Office space in Germany: Preleasing rates rise

26. June 2019
Posted in What's New
26. June 2019 admin

Office space in Germany: Preleasing rates rise

The trend continues. More and more occupiers are snapping up space during the planning and construction phase. “In 2019, every 5th square meter of office space in Germany’s Big 7, Hamburg, Berlin, Düsseldorf, Cologne, Frankfurt, Stuttgart and Munich, will be leased before building completion,” predicts Helge Scheunemann, Head of Research JLL Germany. He adds, “This trend can be attributed to the growing scarcity of modern office space with high fitout standards in Germany’s real estate hubs that we have been seeing for several years now. In response to this supply bottleneck, an increasing number of companies are signing leases for buildings that are still under construction. In many cases it’s the only option for companies looking to relocate or expand.
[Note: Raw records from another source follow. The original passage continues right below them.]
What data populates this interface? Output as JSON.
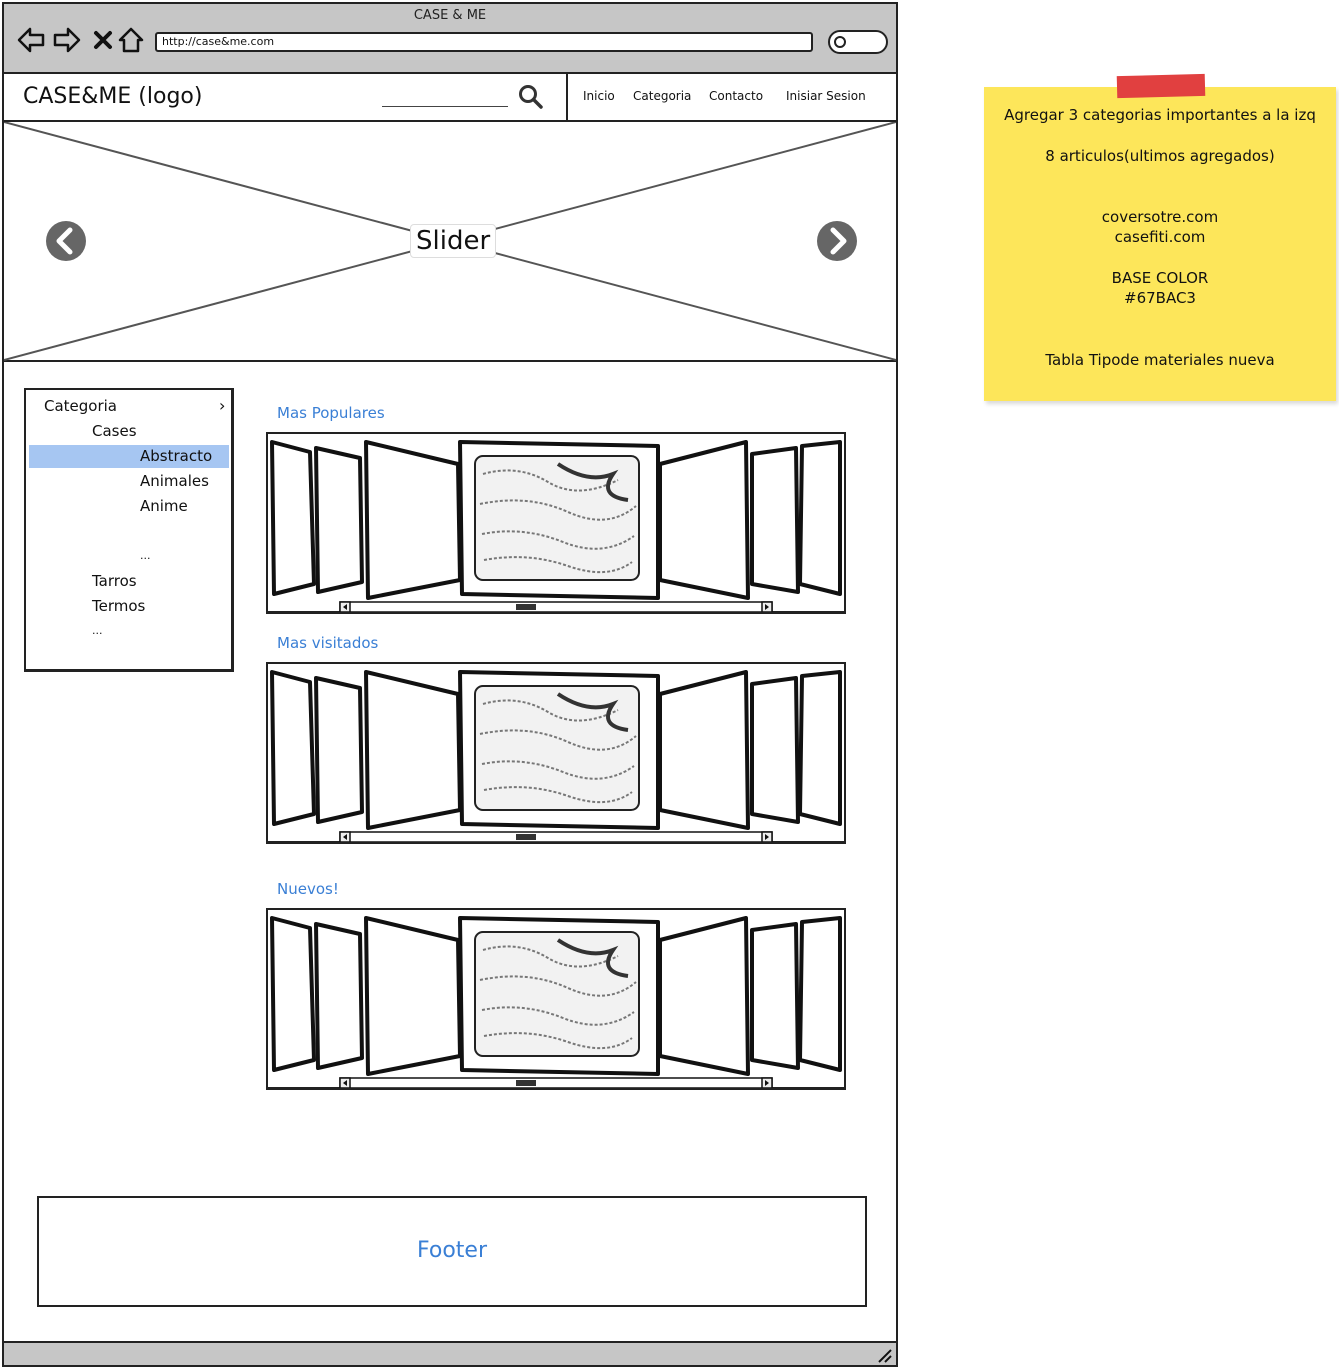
{
  "browser": {
    "window_title": "CASE & ME",
    "url": "http://case&me.com"
  },
  "header": {
    "logo": "CASE&ME (logo)",
    "nav": [
      "Inicio",
      "Categoria",
      "Contacto",
      "Inisiar Sesion"
    ]
  },
  "slider": {
    "label": "Slider"
  },
  "sidebar": {
    "items": [
      "Categoria",
      "Cases",
      "Abstracto",
      "Animales",
      "Anime",
      "...",
      "Tarros",
      "Termos",
      "..."
    ],
    "selected": "Abstracto"
  },
  "carousels": [
    {
      "title": "Mas Populares"
    },
    {
      "title": "Mas visitados"
    },
    {
      "title": "Nuevos!"
    }
  ],
  "footer": {
    "label": "Footer"
  },
  "note": {
    "lines": [
      "Agregar 3 categorias importantes a la izq",
      "8 articulos(ultimos agregados)",
      "coversotre.com",
      "casefiti.com",
      "BASE COLOR",
      "#67BAC3",
      "Tabla Tipode materiales nueva"
    ]
  },
  "colors": {
    "link": "#3a7fd5",
    "selection": "#a6c6f2",
    "note": "#fde65a",
    "tape": "#e14040",
    "chrome": "#c6c6c6"
  }
}
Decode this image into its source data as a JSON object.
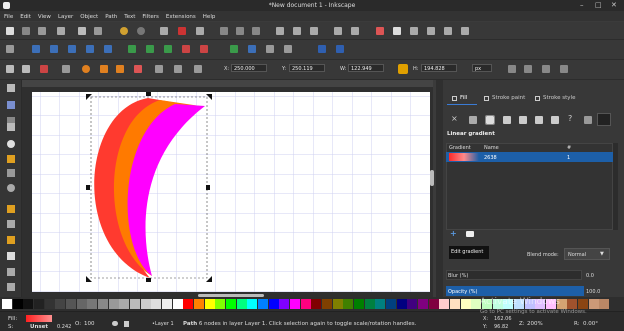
{
  "window": {
    "title": "*New document 1 - Inkscape"
  },
  "menu": [
    "File",
    "Edit",
    "View",
    "Layer",
    "Object",
    "Path",
    "Text",
    "Filters",
    "Extensions",
    "Help"
  ],
  "toolbar": {
    "x_label": "X:",
    "x_value": "250.000",
    "y_label": "Y:",
    "y_value": "250.119",
    "w_label": "W:",
    "w_value": "122.949",
    "h_label": "H:",
    "h_value": "194.828",
    "unit": "px"
  },
  "fill_panel": {
    "tabs": [
      "Fill",
      "Stroke paint",
      "Stroke style"
    ],
    "section_title": "Linear gradient",
    "columns": [
      "Gradient",
      "Name",
      "#"
    ],
    "rows": [
      {
        "name": "2638",
        "count": "1"
      }
    ],
    "tooltip": "Edit gradient",
    "blend_label": "Blend mode:",
    "blend_value": "Normal",
    "blur_label": "Blur (%)",
    "blur_value": "0.0",
    "opacity_label": "Opacity (%)",
    "opacity_value": "100.0"
  },
  "status": {
    "fill_label": "Fill:",
    "stroke_label": "S:",
    "stroke_value": "Unset",
    "stroke_width": "0.242",
    "opacity_label": "O:",
    "opacity_value": "100",
    "layer": "•Layer 1",
    "message_bold": "Path",
    "message": " 6 nodes in layer Layer 1. Click selection again to toggle scale/rotation handles.",
    "x_label": "X:",
    "x_value": "162.06",
    "y_label": "Y:",
    "y_value": "96.82",
    "zoom_label": "Z:",
    "zoom_value": "200%",
    "rotate_label": "R:",
    "rotate_value": "0.00°"
  },
  "watermark": {
    "line1": "Activate Windows",
    "line2": "Go to PC settings to activate Windows."
  },
  "colors": {
    "crescent_outer": "#ff3a2f",
    "crescent_mid": "#ff7a00",
    "crescent_inner": "#ff00ff",
    "panel_selection": "#1d5fa8"
  }
}
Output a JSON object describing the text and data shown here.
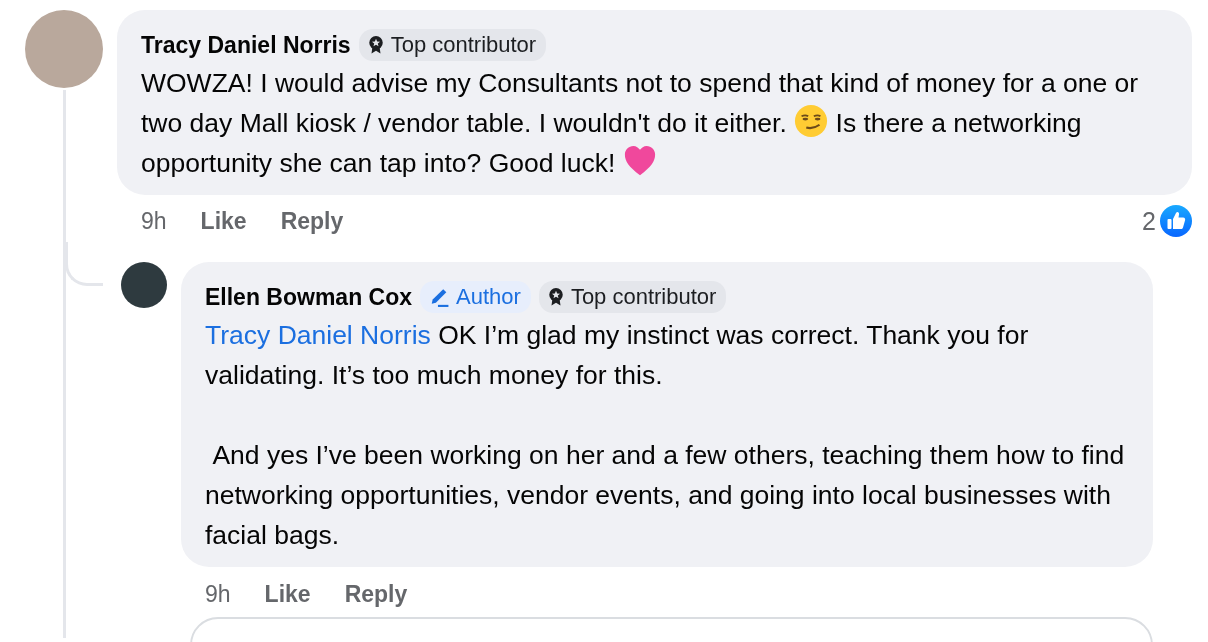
{
  "comments": [
    {
      "author": "Tracy Daniel Norris",
      "badges": [
        {
          "kind": "top",
          "label": "Top contributor"
        }
      ],
      "paragraphs": [
        {
          "segments": [
            {
              "kind": "text",
              "text": "WOWZA! I would advise my Consultants not to spend that kind of money for a one or two day Mall kiosk / vendor table. I wouldn't do it either. "
            },
            {
              "kind": "smirk"
            },
            {
              "kind": "text",
              "text": " Is there a networking opportunity she can tap into? Good luck! "
            },
            {
              "kind": "heart"
            }
          ]
        }
      ],
      "time": "9h",
      "actions": [
        "Like",
        "Reply"
      ],
      "reaction_count": "2",
      "replies": [
        {
          "author": "Ellen Bowman Cox",
          "badges": [
            {
              "kind": "author",
              "label": "Author"
            },
            {
              "kind": "top",
              "label": "Top contributor"
            }
          ],
          "paragraphs": [
            {
              "segments": [
                {
                  "kind": "mention",
                  "text": "Tracy Daniel Norris"
                },
                {
                  "kind": "text",
                  "text": " OK I’m glad my instinct was correct. Thank you for validating. It’s too much money for this."
                }
              ]
            },
            {
              "segments": [
                {
                  "kind": "text",
                  "text": " And yes I’ve been working on her and a few others, teaching them how to find networking opportunities, vendor events, and going into local businesses with facial bags."
                }
              ]
            }
          ],
          "time": "9h",
          "actions": [
            "Like",
            "Reply"
          ]
        }
      ]
    }
  ]
}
The amount of pre-let space is expected to total at 750,000 sqm this year, accounting for 20% of total anticipated take-up for the year at 3.25 million sqm. Although this result is 5% shy of the current preleasing record of 850,000 sqm set in 2018, it comes in considerably above the 10-year average (2008-2017: 463,000 sqm). Only 16% was preleased in 2017 and even less in 2016 (14%). “That will make 2019 the second-best year for preleasing rates in Germany,” notes Helge Scheunemann.

He continues, “A number of companies are looking for space and making their decisions in early project phases. On average over the past 3 years, 60% of all preleasing agreements were signed between 1 and 3 years prior to building completion. The remaining 40% only had to wait up to 12 months after signing the lease for the building to be completed.”

“Our analysis shows that the growing number of property developments over the past several years is being well received by occupiers. Companies are willing to snap up attractive space during early project phases, giving property developers additional planning security and positioning them favorably in their negotiations with banks and investors,” Helge Scheunemann concludes.